ABOUT THIS EXERCISE:
A verbatim restatement of the data, free of pictures, is what you should output.
### MATERIAL FOR THIS EXERCISE
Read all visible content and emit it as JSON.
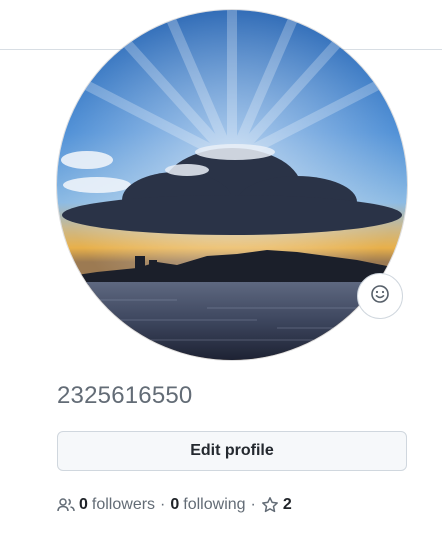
{
  "profile": {
    "username": "2325616550",
    "edit_label": "Edit profile",
    "status_icon": "smiley-icon",
    "avatar_alt": "avatar"
  },
  "stats": {
    "followers_icon": "people-icon",
    "followers_count": "0",
    "followers_label": "followers",
    "separator": "·",
    "following_count": "0",
    "following_label": "following",
    "stars_icon": "star-icon",
    "stars_count": "2"
  },
  "colors": {
    "muted_text": "#636c76",
    "primary_text": "#1f2328",
    "border": "#d0d7de",
    "button_bg": "#f6f8fa"
  }
}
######
RESULT FOR THIS EXERCISE:
Read all visible content and emit it as JSON.
{
  "profile": {
    "username": "2325616550",
    "edit_label": "Edit profile",
    "status_icon": "smiley-icon",
    "avatar_alt": "avatar"
  },
  "stats": {
    "followers_icon": "people-icon",
    "followers_count": "0",
    "followers_label": "followers",
    "separator": "·",
    "following_count": "0",
    "following_label": "following",
    "stars_icon": "star-icon",
    "stars_count": "2"
  },
  "colors": {
    "muted_text": "#636c76",
    "primary_text": "#1f2328",
    "border": "#d0d7de",
    "button_bg": "#f6f8fa"
  }
}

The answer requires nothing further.